Rudder servo Repair

Repairing a twitchy troubled Rudder servo





We have just updated our web site image, content & layout and hope you like it. If you see a problem please let us know so that we can address it. Thank you for your support and visiting our web site.



What new?

We just returned from a great Chicago Boat Show and New England Boat Show in Boston.

On the way back from the show we stopped in at Paragon Products the pick up the first US production run of CR-914 Black  trees.



Rudder Servo Repair

Depending on where you sail (fresh or saltwater) you may run into problems with your servos. The primary problem is that water gets into the servos and can cause a number of problems; the most common is the fouling of the potentiometer witch can be seen as a twitching of the servo or a failure of the servo all together.

Without getting too technical, the potentiometer is the device directly connected to the output arm of the servo that tells the servo where the arm is, compared to where the transmitter is telling it to be. If this device becomes fouled and communication breaks down or becomes intermittent, then the servo bounces back and fourth trying to agree with the transmitter, or it stops completely.

BEFORE you try to repair your servo, make sure you have made every effort to check that the problem you are having is not one of the following:

  • Bad Crystal - Switch frequencies and check the servo.

  • Corroded Connections - Check/Clean the servo connections

  • Low Battery Power - Change to new or freshly charged Batteries.

  • Faulty Receiver or transmitter - Try switching the serve to another radio.

If after checking the above and you are still having problems, try your local hobby shop. If you are still out of luck only then try the following. This technique is my solution and is not to be rushed. If done incorrectly you can totally destroy your servo, so proceed at you own risk and TAKE YOUR TIME....

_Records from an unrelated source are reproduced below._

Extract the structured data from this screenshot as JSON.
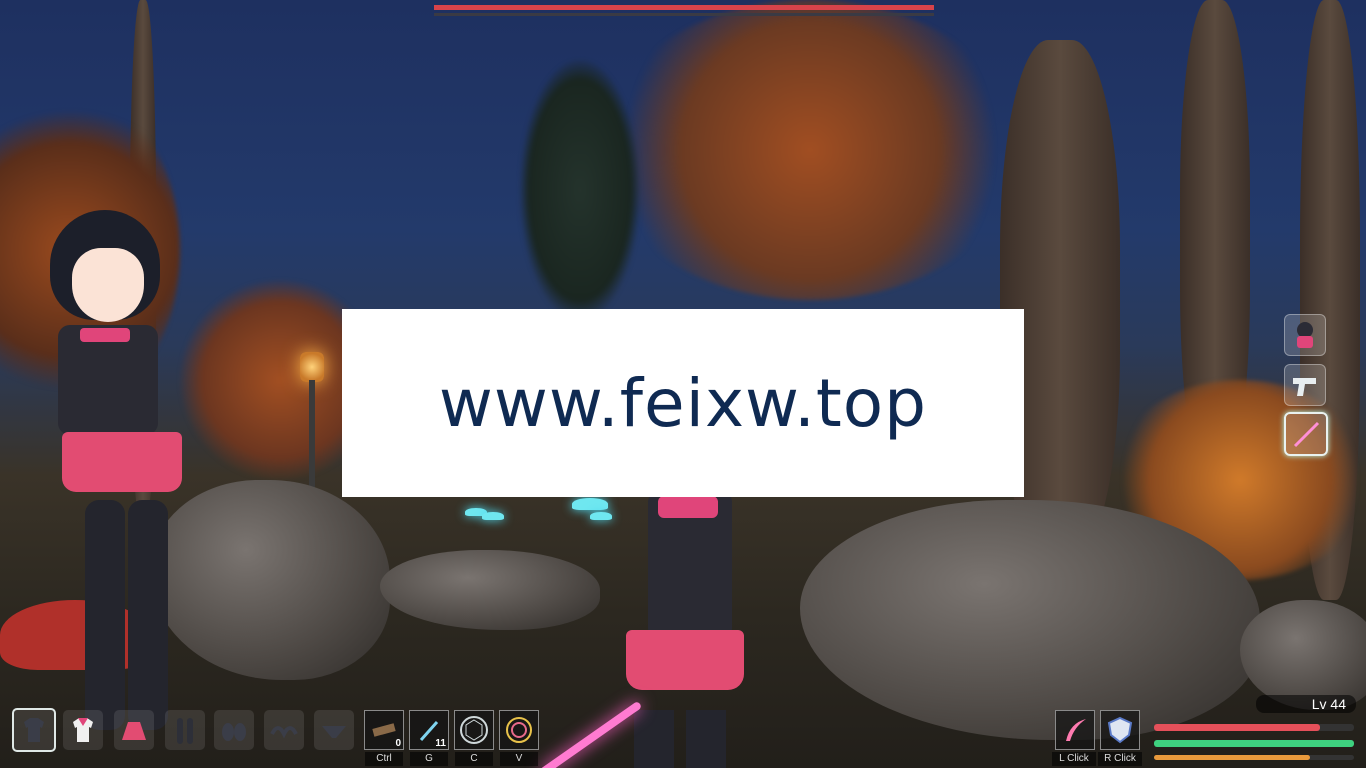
{
  "watermark": {
    "text": "www.feixw.top"
  },
  "boss_health": {
    "fraction": 1.0
  },
  "side_slots": [
    {
      "name": "character-portrait-icon",
      "active": false
    },
    {
      "name": "pistol-icon",
      "active": false
    },
    {
      "name": "sword-icon",
      "active": true
    }
  ],
  "outfit_slots": [
    {
      "name": "shirt-icon"
    },
    {
      "name": "sailor-top-icon"
    },
    {
      "name": "skirt-icon"
    },
    {
      "name": "stockings-icon"
    },
    {
      "name": "gloves-icon"
    },
    {
      "name": "bra-icon"
    },
    {
      "name": "panties-icon"
    }
  ],
  "item_slots": [
    {
      "name": "plank-icon",
      "count": "0",
      "key": "Ctrl"
    },
    {
      "name": "blade-icon",
      "count": "11",
      "key": "G"
    },
    {
      "name": "hex-shield-icon",
      "count": "",
      "key": "C"
    },
    {
      "name": "ring-icon",
      "count": "",
      "key": "V"
    }
  ],
  "skills": [
    {
      "name": "slash-skill-icon",
      "key": "L Click"
    },
    {
      "name": "shield-skill-icon",
      "key": "R Click"
    }
  ],
  "player": {
    "level": "Lv 44",
    "health_fraction": 0.83,
    "stamina_fraction": 1.0,
    "exp_fraction": 0.78
  },
  "colors": {
    "health": "#e5505a",
    "stamina": "#3ed17f",
    "exp": "#e99a3c"
  }
}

1. Remove the bottom case screws 2. Remove the top case cover 3. Remove the gears and shafts - Take note of the placement of each gear. This exposes the Pot nut. 4. Remove the potentiometer nut and washer
5. Gently loosen the circuit board and move out of the way exposing the pot. Take note of the orientation of the pot. 6. Press the shaft (top) of the pot. down, forcing the pot into the case. 7. Carefully lift the pot. out of the case. Mark the pot. top and bottom for orientation. 8. There are three "hold down" tabs, carefully pry each tab up.
9. Separate the two halves of the Pot. exposing the contact brushes 10. Using a soft cloth lightly wipe the surface of the disk. Do not touch the brushes. 11. Put the Pot back together checking the orientation marks and bend the three tabs back into place 12. Insert the pot back into the case, reset the orientation (see#5) and insert the washer and tighten down the pot nut.
13. Carefully reinsert the circuit board, align the servo wires and reseat the case bottom. 14. Turn the case upright 15. Carefully reinstall the gears making sure they are seated and turn freely. 16. Screw in the bottom case screws.


Plug the servo back into your receiver and give it a try.

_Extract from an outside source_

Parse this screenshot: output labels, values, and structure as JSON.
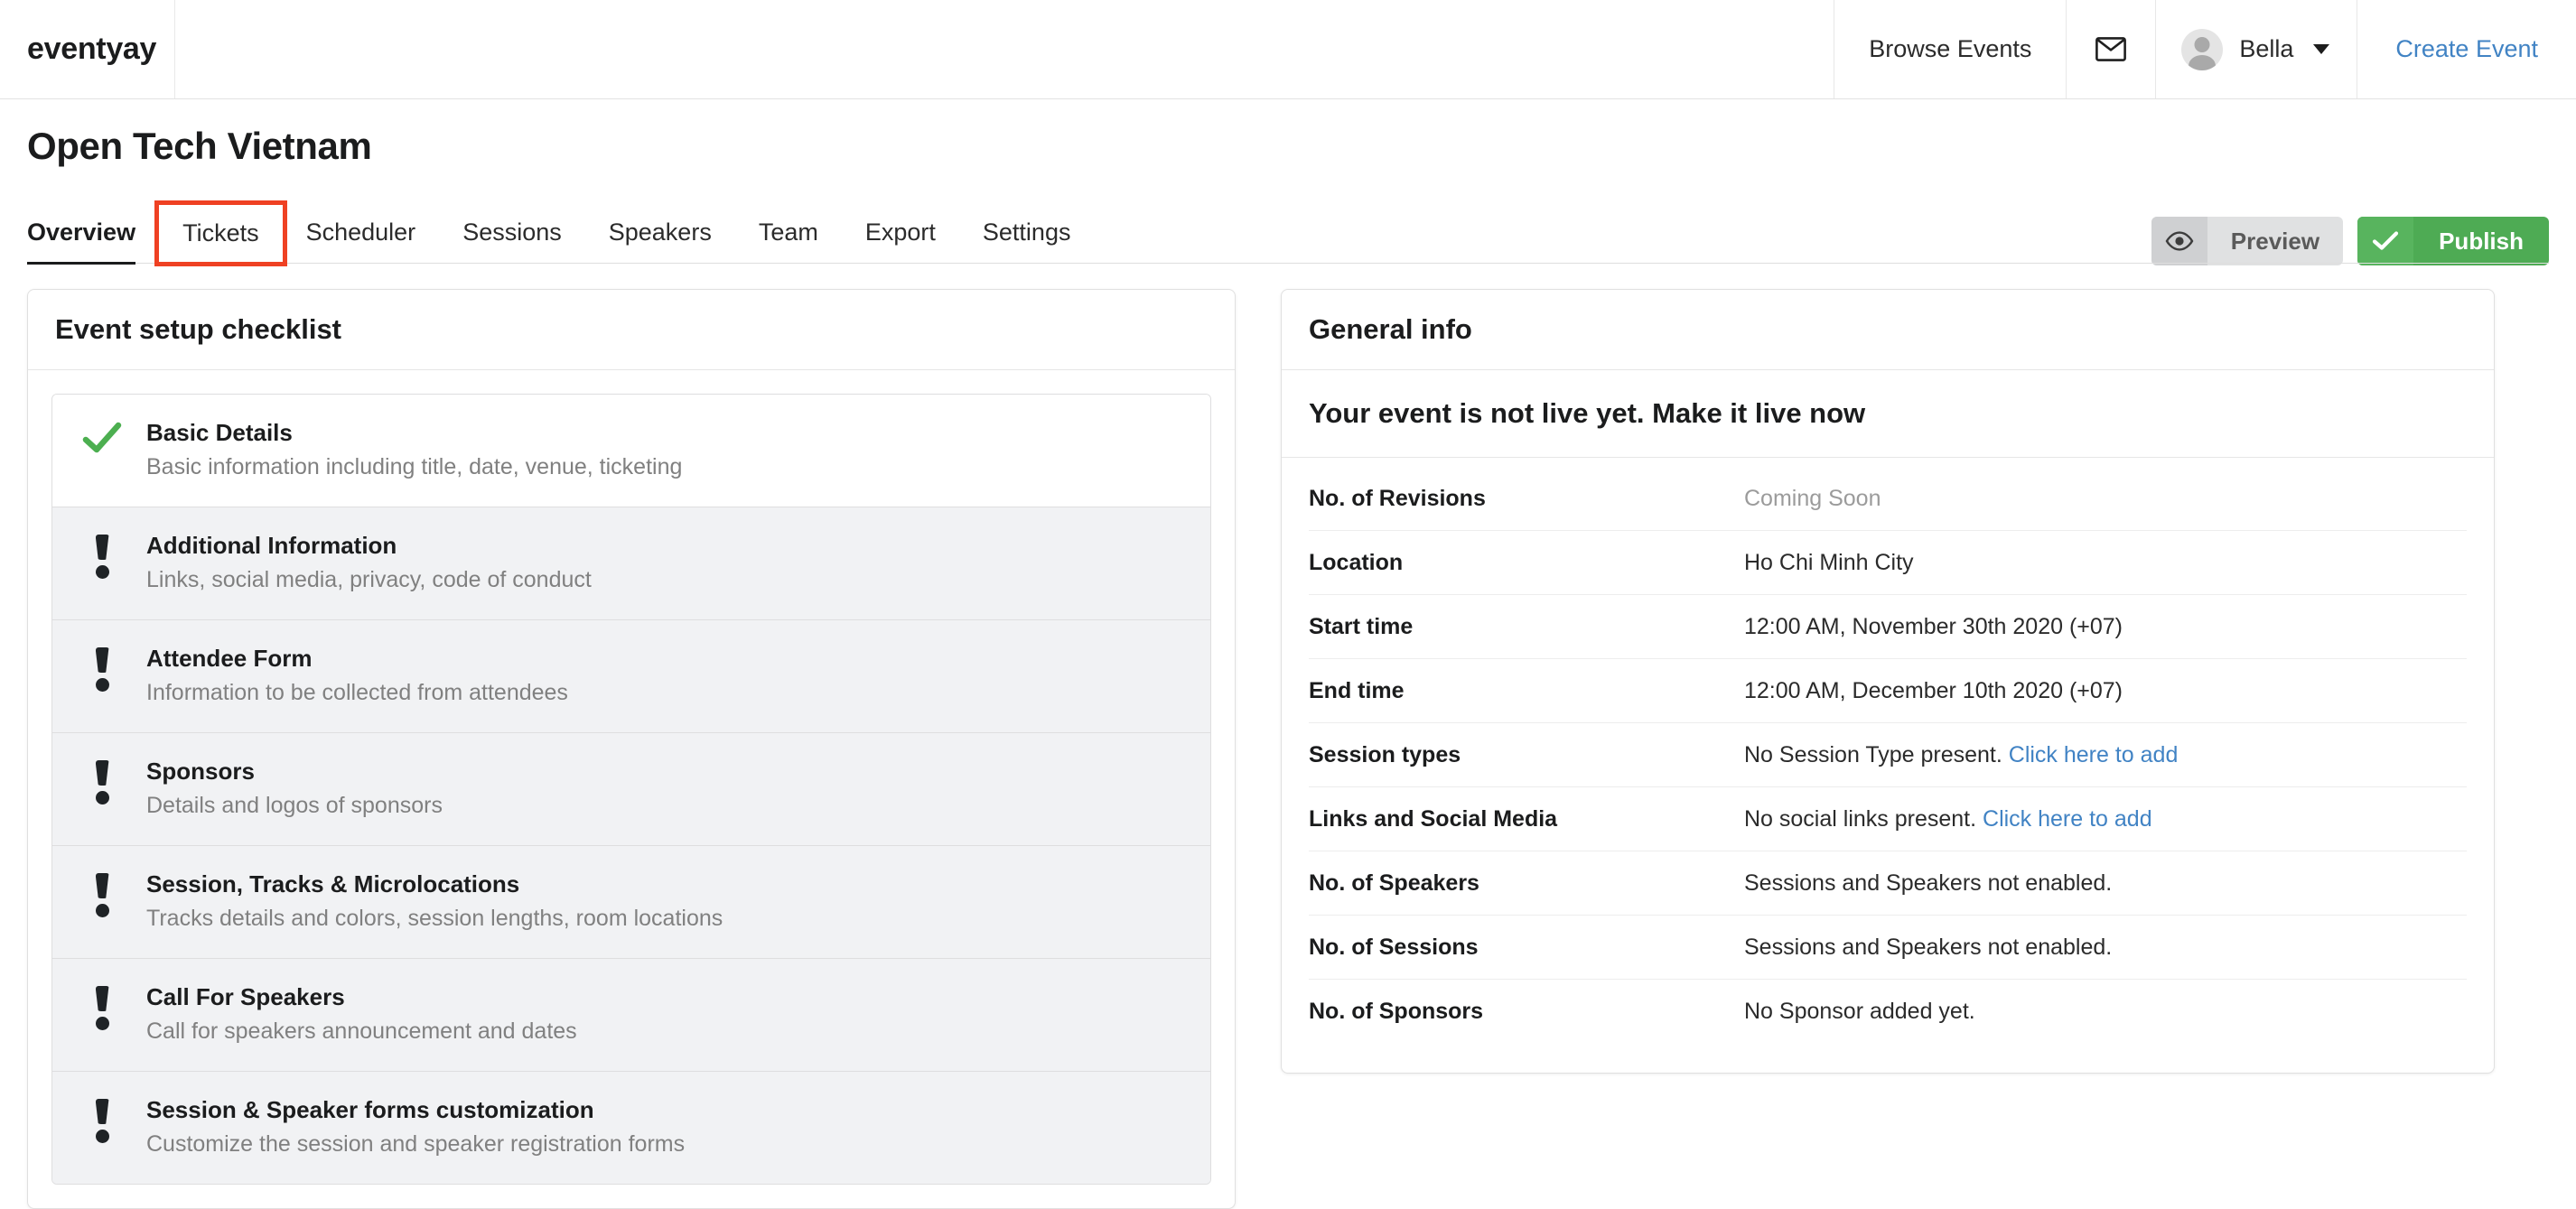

Not all problems with servos can be fixed with this method but I have found that it has cleared up a number of twitchy servos.


If all else fails give your hobby shop a call and purchase a new servo. I hope this page was of some help.